President Medvedev also announced key personnel decisions in the Kremlin and security services today. Nikolai Patrushev has been replaced as head of the FSB by one of his deputies, Aleksandr Bortnikov. Bortnikov formerly headed the FSB's Economic Security Division and has long been identified as being close with Dmitri Medvedev. (6) Patrushev has been named to head up the Security Council, an executive body under the president that has widespread authority on paper; however, as with many offices in Russia, its fortunes rise and fall on the strengths of the personality that leads it. There had been several high profile Kremlin insiders apparently vying for leadership of the Security Council, including Narcotics Commision Chief Viktor Cherkesov and, most recently, former Putin succession candidate, Sergei Ivanov. Patrushev potentially represents a compromise candidate, but he clearly has strong ties to former President Putin.
President Medvedev also named Sergei Naryshkin to head up his Presidential Administration in the Kremlin. Naryshkin, formerly Government Chief of Staff, has a background that dovetails tightly with former President Putin's personnel preferences: he was an employee (with possible KGB ties) at the Soviet embassy in Belgium in the late 80's and early 90's, then went to work in the St. Petersburg Mayor's Office (under Putin's supervision) from 1992-1995. Naryshkin worked in the external economic relations sector in St. Petersburg, before being brought to Moscow to work first in the Kremlin's economic administration and then in the government. Last year, Naryshkin was promoted to Deputy Prime Minister and given oversight of foreign economic relations. Medvedev, who likely worked with Naryshkin at the St. Petersburg Mayor's Office, will need a strong hand in the Kremlin's Administrative Offices to smooth the transition. Whether or not Naryshkin is his own choice or was recommended to him by the new prime minister is unclear.

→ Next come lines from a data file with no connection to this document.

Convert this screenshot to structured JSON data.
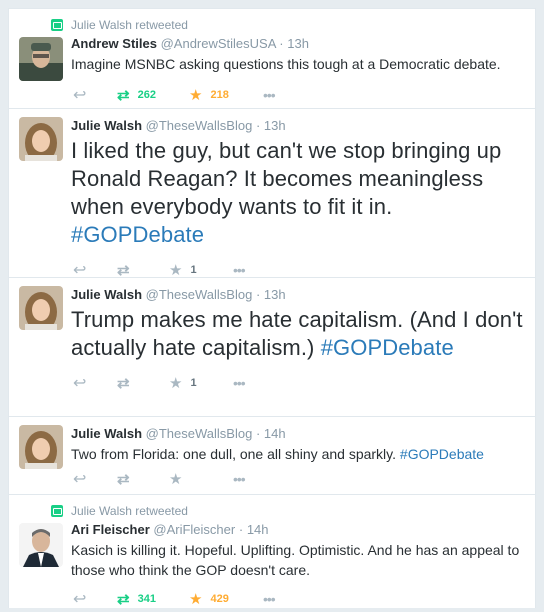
{
  "tweets": [
    {
      "context": "Julie Walsh retweeted",
      "fullname": "Andrew Stiles",
      "username": "@AndrewStilesUSA",
      "dot": "·",
      "time": "13h",
      "text": "Imagine MSNBC asking questions this tough at a Democratic debate.",
      "retweets": "262",
      "favorites": "218"
    },
    {
      "fullname": "Julie Walsh",
      "username": "@TheseWallsBlog",
      "dot": "·",
      "time": "13h",
      "text": "I liked the guy, but can't we stop bringing up Ronald Reagan? It becomes meaningless when everybody wants to fit it in.",
      "hashtag": "#GOPDebate",
      "favorites": "1"
    },
    {
      "fullname": "Julie Walsh",
      "username": "@TheseWallsBlog",
      "dot": "·",
      "time": "13h",
      "text": "Trump makes me hate capitalism. (And I don't actually hate capitalism.)",
      "hashtag": "#GOPDebate",
      "favorites": "1"
    },
    {
      "fullname": "Julie Walsh",
      "username": "@TheseWallsBlog",
      "dot": "·",
      "time": "14h",
      "text": "Two from Florida: one dull, one all shiny and sparkly.",
      "hashtag": "#GOPDebate"
    },
    {
      "context": "Julie Walsh retweeted",
      "fullname": "Ari Fleischer",
      "username": "@AriFleischer",
      "dot": "·",
      "time": "14h",
      "text": "Kasich is killing it.  Hopeful. Uplifting. Optimistic. And he has an appeal to those who think the GOP doesn't care.",
      "retweets": "341",
      "favorites": "429"
    }
  ],
  "icons": {
    "reply": "reply-icon",
    "retweet": "retweet-icon",
    "favorite": "star-icon",
    "more": "more-icon"
  },
  "colors": {
    "retweet_active": "#19cf86",
    "favorite_active": "#ffac33",
    "hashtag": "#2b7bb9",
    "muted": "#8899a6"
  }
}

At this very early stage, there have been no moves from Putin or the Kremlin that suggest either a dramatic structural shift of power, or major changes in personnel policy. The constitution allows the prime minister broad authority in the structure of Government, but thus far, Putin seems confident in the power of his personal political appeal. It likely will take some time for his protégé in the Kremlin to find his own political base of strength. In the meantime, it is probable that skirmishes will develop around the margins, particularly regarding personnel policy.
(1) "Putin delimitates powers between vice-premiers," ITAR-TASS, 12 May 08 via Lexis-Nexis Academic.
(2) Ibid.; "President Dmitry Medvedev signed decrees on the restructuring of the executive branch of power and personal appointments," [sic] 12 May 08 via www.kremlin.ru/eng/sdocs/news.shtml, accessed 12 May 08.
(3) "Putin names reactor salesman as energy minister," by Simon Shuster, Reuters, 12 May 08, 8:54 EDT via http://www.reuters.com/article/rbssEnergyNews/idUSL1264791620080512, accessed May 12, 2008.
(3) "President Dmitry Medvedev signed decrees," Ibid.
(6) "Putin's Friends and the Friends of Friends," WPS, #260, 21 Nov 06 via http://www.wps.ru/en/pp/story/2006/11/21.html, accessed 12 May 08.
(7) "Naryshkin appointed Cabinet Chief," Moscow Times, 15 Sep 04; Independent Press via Lexis-Nexis Academic; The ISCIP Analyst, Vol XIII, No. 8, 22 Feb 07.